Caught in a buzz of expectation and hype, all we were left with by end was the usual waiting game
It's not often the big guns come to town. The Taoiseach is one thing, and a handsome one like Leo. But the Prime Minister too - and on the same day? Well, that's big, surely.
So expectations were high on the Hill yesterday. To start with at least.
Before midday more than 25 reporters' cars and satellite vans lined the walkway up to Stormont.
Photographers and journalists stood huddled in excited bunches, wrapped up against the biting wind.
"Was something actually going to happen?" people asked. Did anyone actually have a clue?
And as the chit-chat continued and the wind whistled through the air, a half-filled bus of tourists passed. What was this, they wondered, nodding back and forth.
They gawked and waved from the cold top deck, curious to know what momentous moment they'd stumbled upon in their half-term trip to Belfast.
But it wasn't long before the buzz that had built up over the weekend began to fizzle out, becoming little more than another damp squib in the long, dull road to any restoration of devolution.
It started with the first nod to action, a call to leave Carson's statue and march our way behind officials through the gates to Stormont House.
As we got there, the first of many let-downs was upon us - we'd missed the Taoiseach. Mr Varadkar had been waiting in his car for a while, we were told. So where was he, we wondered. Then it dawned on us the tall, dark stranger in the dashing suit we'd seen through the gates was him - he just hadn't hung around to say hello.

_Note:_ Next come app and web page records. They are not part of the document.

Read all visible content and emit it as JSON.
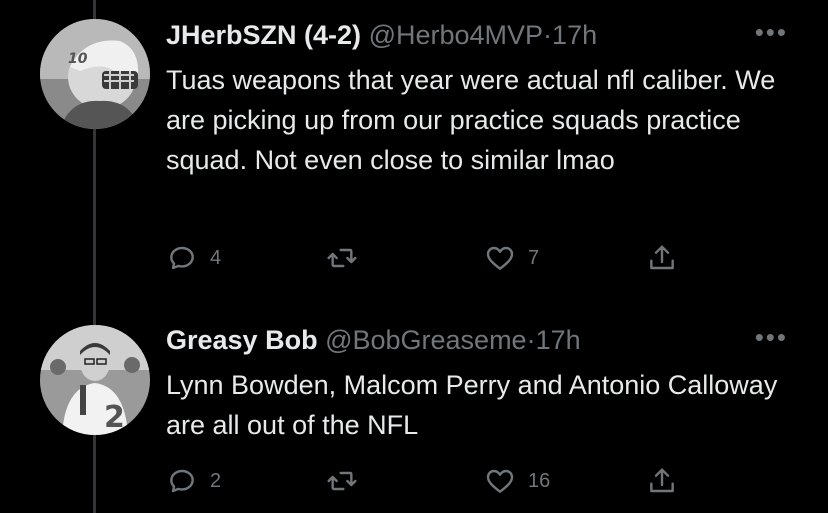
{
  "tweets": [
    {
      "name": "JHerbSZN (4-2)",
      "handle": "@Herbo4MVP",
      "separator": "·",
      "time": "17h",
      "more": "•••",
      "text": "Tuas weapons that year were actual nfl caliber. We are picking up from our practice squads practice squad.  Not even close to similar lmao",
      "replies": "4",
      "retweets": "",
      "likes": "7"
    },
    {
      "name": "Greasy Bob",
      "handle": "@BobGreaseme",
      "separator": "·",
      "time": "17h",
      "more": "•••",
      "text": "Lynn Bowden, Malcom Perry and Antonio Calloway are all out of the NFL",
      "replies": "2",
      "retweets": "",
      "likes": "16"
    }
  ],
  "icons": {
    "reply": "reply-icon",
    "retweet": "retweet-icon",
    "like": "heart-icon",
    "share": "share-icon",
    "more": "more-icon"
  },
  "colors": {
    "background": "#000000",
    "text": "#e7e9ea",
    "secondary": "#71767b",
    "thread_line": "#333639"
  }
}
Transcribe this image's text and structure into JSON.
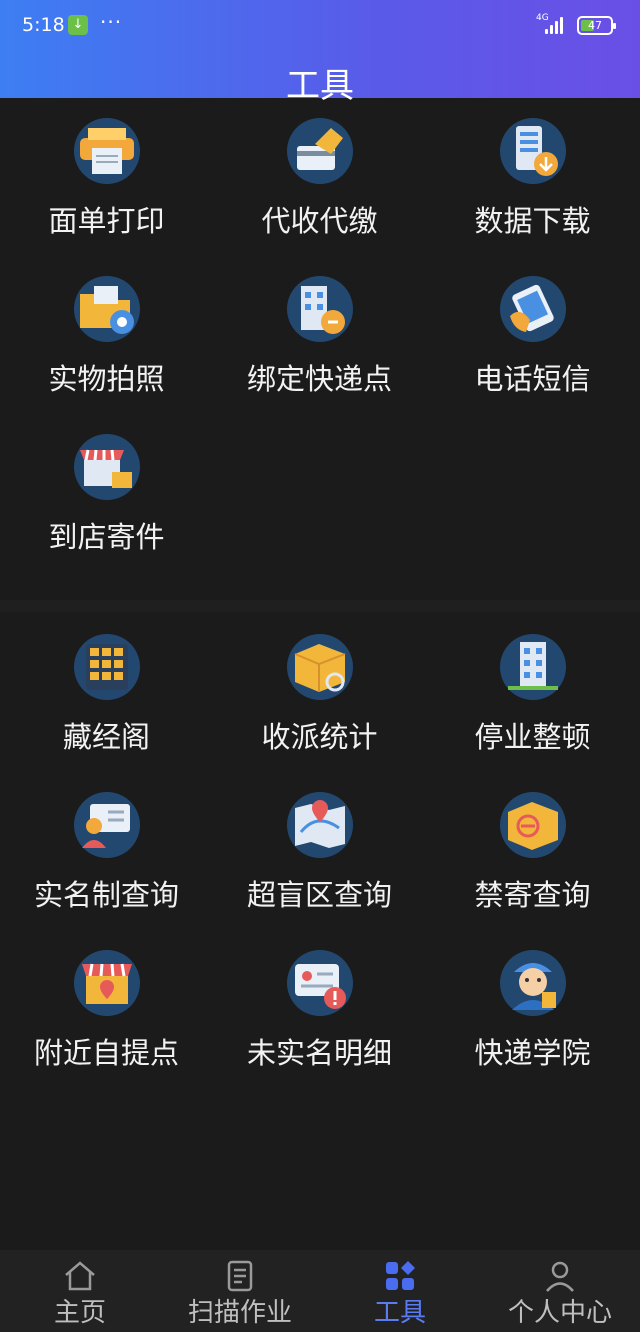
{
  "status_bar": {
    "time": "5:18",
    "download_glyph": "↓",
    "dots": "···",
    "network": "4G",
    "battery": "47"
  },
  "header": {
    "title": "工具"
  },
  "tools_section_1": [
    {
      "label": "面单打印",
      "icon": "printer-icon"
    },
    {
      "label": "代收代缴",
      "icon": "card-payment-icon"
    },
    {
      "label": "数据下载",
      "icon": "data-download-icon"
    },
    {
      "label": "实物拍照",
      "icon": "photo-folder-icon"
    },
    {
      "label": "绑定快递点",
      "icon": "bind-building-icon"
    },
    {
      "label": "电话短信",
      "icon": "phone-message-icon"
    },
    {
      "label": "到店寄件",
      "icon": "store-send-icon"
    }
  ],
  "tools_section_2": [
    {
      "label": "藏经阁",
      "icon": "library-shelf-icon"
    },
    {
      "label": "收派统计",
      "icon": "parcel-stats-icon"
    },
    {
      "label": "停业整顿",
      "icon": "closed-building-icon"
    },
    {
      "label": "实名制查询",
      "icon": "id-card-search-icon"
    },
    {
      "label": "超盲区查询",
      "icon": "map-pin-icon"
    },
    {
      "label": "禁寄查询",
      "icon": "forbidden-box-icon"
    },
    {
      "label": "附近自提点",
      "icon": "nearby-store-icon"
    },
    {
      "label": "未实名明细",
      "icon": "id-alert-icon"
    },
    {
      "label": "快递学院",
      "icon": "courier-academy-icon"
    }
  ],
  "tabbar": [
    {
      "label": "主页",
      "icon": "home-icon",
      "active": false
    },
    {
      "label": "扫描作业",
      "icon": "scan-task-icon",
      "active": false
    },
    {
      "label": "工具",
      "icon": "tools-grid-icon",
      "active": true
    },
    {
      "label": "个人中心",
      "icon": "person-icon",
      "active": false
    }
  ],
  "colors": {
    "accent": "#5b7cf0",
    "header_start": "#3d7ef3",
    "header_end": "#6a4fe6",
    "background": "#1b1b1b"
  }
}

We weren't going to miss the PM, though, that was for sure.
Penned in behind some sturdy rails like teens at a Bieber gig, there was no chance of anyone grabbing out at Mrs May or fainting at her feet.
In fact, so determined was she to keep a lid on our excitement, the Prime Minister didn't cast her eyes in our direction, heading straight, instead, to the safe, warm arms of Secretary of State Karen Bradley for a familiar double kiss.
Her huge entourage emptied itself from her cavalcade of 4x4s and traipsed its way in behind her.
Before we had time to say 'Was that it?' the wooden doors shut behind the lot of them and we were asked to move along.
On up in the main Stormont building the buzz was still low-level.
Ian Paisley had been spotted, some other top team faces too. But left wandering the corridors, as much in the dark as the rest of us, were the leaders of the other parties. Colum Eastwood, Jim Allister, Robin Swann were there. Rumours of Naomi Long as well.
Doug Beattie said the whole thing was an anti-climax after a weekend of hype. "It's all a bit flat," he said.
"We arrived expecting something to happen, but we've been here before.
"You hear the Prime Minister and the Taoiseach are in town and you think there's some serious substance. But so far, nothing.
"We'll have to wait and see, yet again, if anything comes of all the talk."
Alliance's Kellie Armstrong agreed. "We've been here so many times," she said.
"The choreography looks like we could be moving to an end-game, but until we see the whites of everyone's eyes, we're cautious."
Mr Eastwood said he hoped something came of the "buzz" but added if rumours about a three-pronged take on the Irish language was the way Sinn Fein would get its Language Act over the line, then it had wasted months.
"As far as I can see that's more or less what the NIO suggested last year, so what's new? Why wait all this time, why would Sinn Fein hold the whole place to ransom for months just to agree something they could have done months ago?" he asked.
Mr Allister wasn't expecting a deal.
He recalled how the DUP had kept Mrs May waiting before. "They'll do it again," he said. "It's a power play."
As a series of Press conferences was scheduled for the afternoon, the buzz from earlier bubbled up again - but only briefly.
First came the SDLP, and it was clear no deal was done.
Then the DUP, followed quickly by Sinn Fein. Progress, hard work, hopes for more.
Then it was back to Stormont House for the stars of the show, the Taoiseach and the Tanaiste, followed by Theresa May. Again, despite the throng of reporters and the many flashing lights, the atmosphere was decidedly flat. Platitudes aplenty, and promises that progress had been made.
Hopes of more in the coming days.
But nothing to report. Not really.